-- Opening Marker --
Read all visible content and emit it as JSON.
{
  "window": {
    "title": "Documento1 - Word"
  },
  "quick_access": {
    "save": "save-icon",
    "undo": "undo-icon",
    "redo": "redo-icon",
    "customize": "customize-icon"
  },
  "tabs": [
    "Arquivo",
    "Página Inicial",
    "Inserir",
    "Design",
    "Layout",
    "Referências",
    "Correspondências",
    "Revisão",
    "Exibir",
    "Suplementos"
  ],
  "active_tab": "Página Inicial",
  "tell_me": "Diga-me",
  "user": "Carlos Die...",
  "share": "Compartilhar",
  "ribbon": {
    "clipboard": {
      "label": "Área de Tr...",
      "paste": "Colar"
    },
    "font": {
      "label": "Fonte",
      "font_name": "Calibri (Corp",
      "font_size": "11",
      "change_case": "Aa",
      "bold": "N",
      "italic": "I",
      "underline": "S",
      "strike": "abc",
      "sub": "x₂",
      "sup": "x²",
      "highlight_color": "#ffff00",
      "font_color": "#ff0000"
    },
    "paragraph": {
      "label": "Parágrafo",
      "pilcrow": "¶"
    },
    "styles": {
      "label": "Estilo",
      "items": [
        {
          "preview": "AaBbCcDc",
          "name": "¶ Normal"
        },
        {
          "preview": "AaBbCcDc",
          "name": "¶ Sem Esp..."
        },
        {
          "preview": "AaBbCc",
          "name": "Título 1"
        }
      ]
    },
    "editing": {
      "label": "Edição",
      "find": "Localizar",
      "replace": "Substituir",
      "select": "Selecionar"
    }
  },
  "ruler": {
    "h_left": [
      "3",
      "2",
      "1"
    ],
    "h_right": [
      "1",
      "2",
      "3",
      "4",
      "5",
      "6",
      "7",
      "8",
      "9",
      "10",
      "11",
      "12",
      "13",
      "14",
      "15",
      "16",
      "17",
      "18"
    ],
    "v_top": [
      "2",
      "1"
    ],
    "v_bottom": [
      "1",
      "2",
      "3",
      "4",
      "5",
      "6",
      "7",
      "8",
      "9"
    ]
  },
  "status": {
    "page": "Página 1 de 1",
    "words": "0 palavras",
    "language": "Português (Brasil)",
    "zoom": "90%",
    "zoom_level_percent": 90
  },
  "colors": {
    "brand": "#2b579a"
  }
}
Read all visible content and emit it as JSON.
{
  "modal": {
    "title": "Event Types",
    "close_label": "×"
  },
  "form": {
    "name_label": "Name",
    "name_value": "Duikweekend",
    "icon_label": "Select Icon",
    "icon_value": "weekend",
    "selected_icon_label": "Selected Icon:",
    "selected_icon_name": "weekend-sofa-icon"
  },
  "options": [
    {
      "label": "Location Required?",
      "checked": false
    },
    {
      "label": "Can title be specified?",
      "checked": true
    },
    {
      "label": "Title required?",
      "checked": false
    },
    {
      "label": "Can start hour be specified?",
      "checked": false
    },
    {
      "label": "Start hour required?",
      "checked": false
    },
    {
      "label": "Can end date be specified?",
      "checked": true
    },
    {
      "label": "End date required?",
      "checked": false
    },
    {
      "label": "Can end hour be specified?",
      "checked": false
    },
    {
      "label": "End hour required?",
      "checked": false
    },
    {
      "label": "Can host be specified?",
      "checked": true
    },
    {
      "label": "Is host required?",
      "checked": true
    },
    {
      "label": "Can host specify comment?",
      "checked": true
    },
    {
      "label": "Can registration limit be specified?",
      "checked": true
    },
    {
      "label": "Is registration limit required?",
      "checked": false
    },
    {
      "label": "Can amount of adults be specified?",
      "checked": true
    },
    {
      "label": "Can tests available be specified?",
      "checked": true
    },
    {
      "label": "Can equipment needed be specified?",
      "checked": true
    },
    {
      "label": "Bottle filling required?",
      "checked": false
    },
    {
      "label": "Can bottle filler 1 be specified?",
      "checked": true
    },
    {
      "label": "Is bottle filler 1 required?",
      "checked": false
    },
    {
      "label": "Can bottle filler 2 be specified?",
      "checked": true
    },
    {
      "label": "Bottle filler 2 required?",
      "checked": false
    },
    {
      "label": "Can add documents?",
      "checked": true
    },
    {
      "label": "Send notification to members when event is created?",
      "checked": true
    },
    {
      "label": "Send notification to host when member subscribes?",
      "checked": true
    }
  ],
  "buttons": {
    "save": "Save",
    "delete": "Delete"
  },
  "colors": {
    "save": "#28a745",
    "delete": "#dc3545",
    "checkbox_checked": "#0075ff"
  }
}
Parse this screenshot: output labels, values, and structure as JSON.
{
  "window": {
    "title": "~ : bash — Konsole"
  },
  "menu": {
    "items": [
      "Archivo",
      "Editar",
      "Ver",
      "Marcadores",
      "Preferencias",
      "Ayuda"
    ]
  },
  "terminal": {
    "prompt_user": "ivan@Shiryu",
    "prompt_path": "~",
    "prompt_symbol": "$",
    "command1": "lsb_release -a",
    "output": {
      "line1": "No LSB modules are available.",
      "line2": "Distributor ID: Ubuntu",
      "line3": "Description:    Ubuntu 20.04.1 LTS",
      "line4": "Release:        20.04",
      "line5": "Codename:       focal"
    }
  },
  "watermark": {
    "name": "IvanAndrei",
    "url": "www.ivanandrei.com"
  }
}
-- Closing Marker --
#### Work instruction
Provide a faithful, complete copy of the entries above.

#### Written solution
Read all visible content and emit it as JSON.
{
  "window": {
    "title": "Documento1 - Word"
  },
  "quick_access": {
    "save": "save-icon",
    "undo": "undo-icon",
    "redo": "redo-icon",
    "customize": "customize-icon"
  },
  "tabs": [
    "Arquivo",
    "Página Inicial",
    "Inserir",
    "Design",
    "Layout",
    "Referências",
    "Correspondências",
    "Revisão",
    "Exibir",
    "Suplementos"
  ],
  "active_tab": "Página Inicial",
  "tell_me": "Diga-me",
  "user": "Carlos Die...",
  "share": "Compartilhar",
  "ribbon": {
    "clipboard": {
      "label": "Área de Tr...",
      "paste": "Colar"
    },
    "font": {
      "label": "Fonte",
      "font_name": "Calibri (Corp",
      "font_size": "11",
      "change_case": "Aa",
      "bold": "N",
      "italic": "I",
      "underline": "S",
      "strike": "abc",
      "sub": "x₂",
      "sup": "x²",
      "highlight_color": "#ffff00",
      "font_color": "#ff0000"
    },
    "paragraph": {
      "label": "Parágrafo",
      "pilcrow": "¶"
    },
    "styles": {
      "label": "Estilo",
      "items": [
        {
          "preview": "AaBbCcDc",
          "name": "¶ Normal"
        },
        {
          "preview": "AaBbCcDc",
          "name": "¶ Sem Esp..."
        },
        {
          "preview": "AaBbCc",
          "name": "Título 1"
        }
      ]
    },
    "editing": {
      "label": "Edição",
      "find": "Localizar",
      "replace": "Substituir",
      "select": "Selecionar"
    }
  },
  "ruler": {
    "h_left": [
      "3",
      "2",
      "1"
    ],
    "h_right": [
      "1",
      "2",
      "3",
      "4",
      "5",
      "6",
      "7",
      "8",
      "9",
      "10",
      "11",
      "12",
      "13",
      "14",
      "15",
      "16",
      "17",
      "18"
    ],
    "v_top": [
      "2",
      "1"
    ],
    "v_bottom": [
      "1",
      "2",
      "3",
      "4",
      "5",
      "6",
      "7",
      "8",
      "9"
    ]
  },
  "status": {
    "page": "Página 1 de 1",
    "words": "0 palavras",
    "language": "Português (Brasil)",
    "zoom": "90%",
    "zoom_level_percent": 90
  },
  "colors": {
    "brand": "#2b579a"
  }
}
Read all visible content and emit it as JSON.
{
  "modal": {
    "title": "Event Types",
    "close_label": "×"
  },
  "form": {
    "name_label": "Name",
    "name_value": "Duikweekend",
    "icon_label": "Select Icon",
    "icon_value": "weekend",
    "selected_icon_label": "Selected Icon:",
    "selected_icon_name": "weekend-sofa-icon"
  },
  "options": [
    {
      "label": "Location Required?",
      "checked": false
    },
    {
      "label": "Can title be specified?",
      "checked": true
    },
    {
      "label": "Title required?",
      "checked": false
    },
    {
      "label": "Can start hour be specified?",
      "checked": false
    },
    {
      "label": "Start hour required?",
      "checked": false
    },
    {
      "label": "Can end date be specified?",
      "checked": true
    },
    {
      "label": "End date required?",
      "checked": false
    },
    {
      "label": "Can end hour be specified?",
      "checked": false
    },
    {
      "label": "End hour required?",
      "checked": false
    },
    {
      "label": "Can host be specified?",
      "checked": true
    },
    {
      "label": "Is host required?",
      "checked": true
    },
    {
      "label": "Can host specify comment?",
      "checked": true
    },
    {
      "label": "Can registration limit be specified?",
      "checked": true
    },
    {
      "label": "Is registration limit required?",
      "checked": false
    },
    {
      "label": "Can amount of adults be specified?",
      "checked": true
    },
    {
      "label": "Can tests available be specified?",
      "checked": true
    },
    {
      "label": "Can equipment needed be specified?",
      "checked": true
    },
    {
      "label": "Bottle filling required?",
      "checked": false
    },
    {
      "label": "Can bottle filler 1 be specified?",
      "checked": true
    },
    {
      "label": "Is bottle filler 1 required?",
      "checked": false
    },
    {
      "label": "Can bottle filler 2 be specified?",
      "checked": true
    },
    {
      "label": "Bottle filler 2 required?",
      "checked": false
    },
    {
      "label": "Can add documents?",
      "checked": true
    },
    {
      "label": "Send notification to members when event is created?",
      "checked": true
    },
    {
      "label": "Send notification to host when member subscribes?",
      "checked": true
    }
  ],
  "buttons": {
    "save": "Save",
    "delete": "Delete"
  },
  "colors": {
    "save": "#28a745",
    "delete": "#dc3545",
    "checkbox_checked": "#0075ff"
  }
}
Parse this screenshot: output labels, values, and structure as JSON.
{
  "window": {
    "title": "~ : bash — Konsole"
  },
  "menu": {
    "items": [
      "Archivo",
      "Editar",
      "Ver",
      "Marcadores",
      "Preferencias",
      "Ayuda"
    ]
  },
  "terminal": {
    "prompt_user": "ivan@Shiryu",
    "prompt_path": "~",
    "prompt_symbol": "$",
    "command1": "lsb_release -a",
    "output": {
      "line1": "No LSB modules are available.",
      "line2": "Distributor ID: Ubuntu",
      "line3": "Description:    Ubuntu 20.04.1 LTS",
      "line4": "Release:        20.04",
      "line5": "Codename:       focal"
    }
  },
  "watermark": {
    "name": "IvanAndrei",
    "url": "www.ivanandrei.com"
  }
}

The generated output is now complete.